▸ Input data:
▬▬▬▬▬▬
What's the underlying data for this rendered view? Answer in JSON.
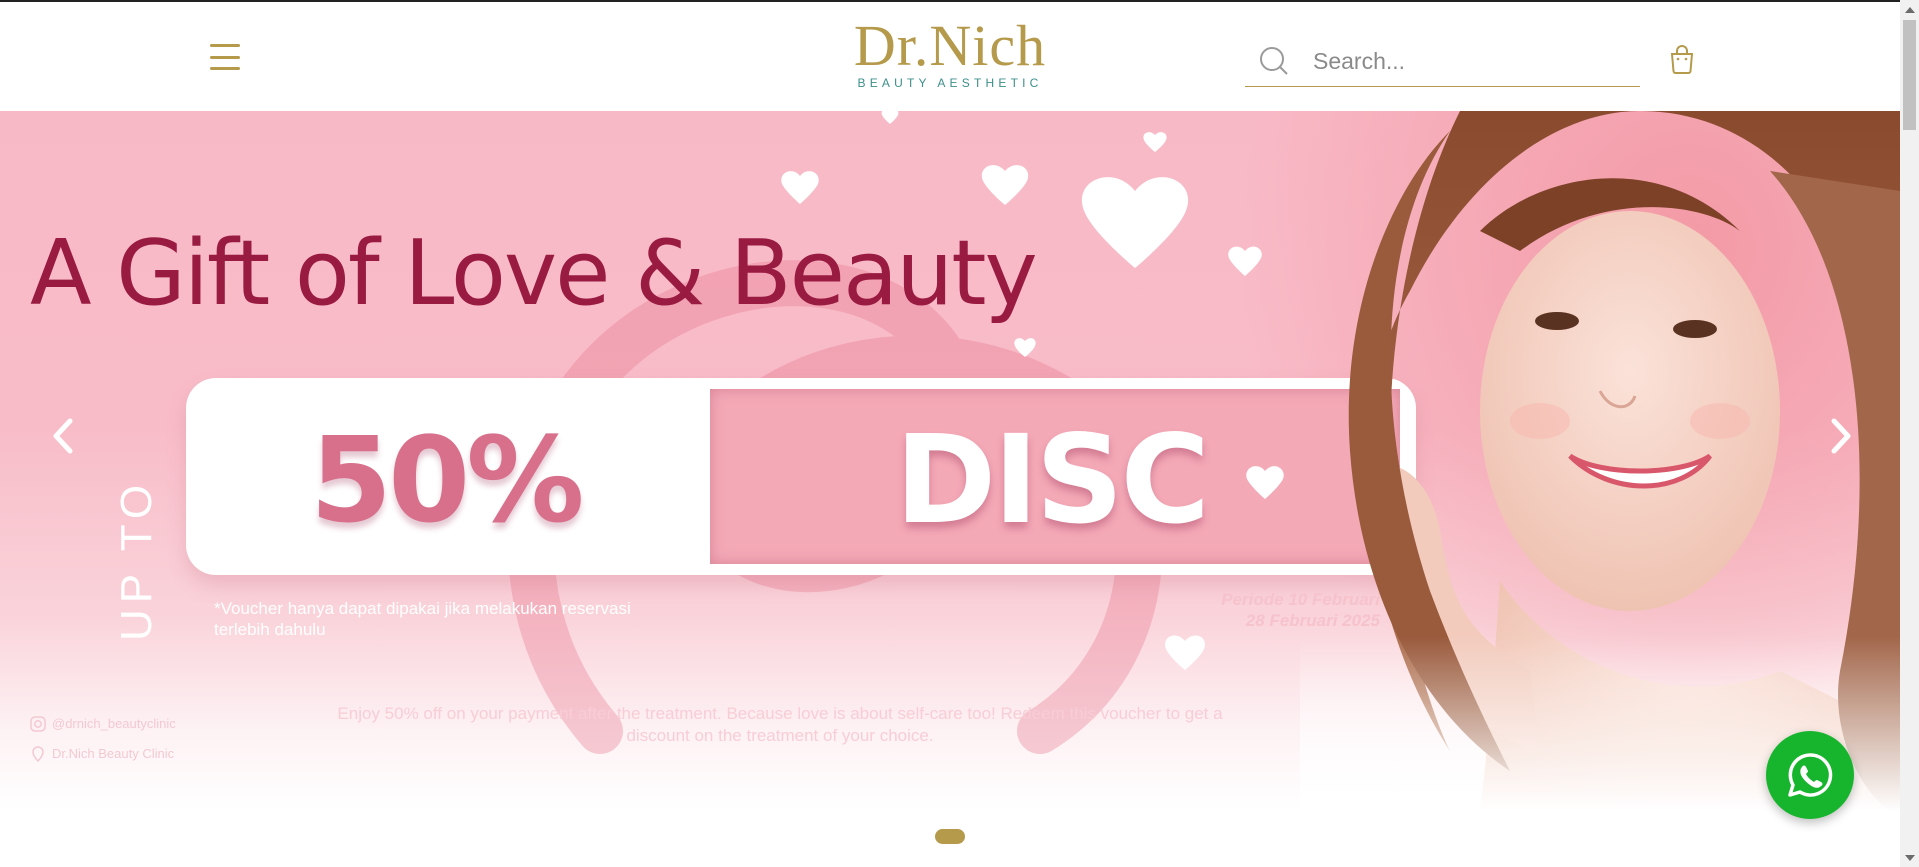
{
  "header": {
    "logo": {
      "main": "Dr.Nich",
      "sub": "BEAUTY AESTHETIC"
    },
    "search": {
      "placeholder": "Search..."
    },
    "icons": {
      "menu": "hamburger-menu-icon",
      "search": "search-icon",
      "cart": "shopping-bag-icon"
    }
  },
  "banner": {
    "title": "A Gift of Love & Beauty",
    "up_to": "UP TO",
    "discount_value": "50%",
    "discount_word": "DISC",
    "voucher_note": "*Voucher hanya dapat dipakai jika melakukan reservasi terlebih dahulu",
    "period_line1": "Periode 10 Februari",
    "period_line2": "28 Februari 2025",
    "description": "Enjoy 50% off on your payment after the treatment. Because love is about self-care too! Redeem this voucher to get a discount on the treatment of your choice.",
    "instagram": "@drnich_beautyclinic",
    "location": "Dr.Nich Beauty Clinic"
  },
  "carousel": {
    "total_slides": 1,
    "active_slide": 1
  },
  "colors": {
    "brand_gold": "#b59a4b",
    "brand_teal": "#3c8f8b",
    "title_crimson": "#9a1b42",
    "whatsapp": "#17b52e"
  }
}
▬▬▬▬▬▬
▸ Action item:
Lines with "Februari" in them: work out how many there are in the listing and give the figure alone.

▸ Response to the exercise:
2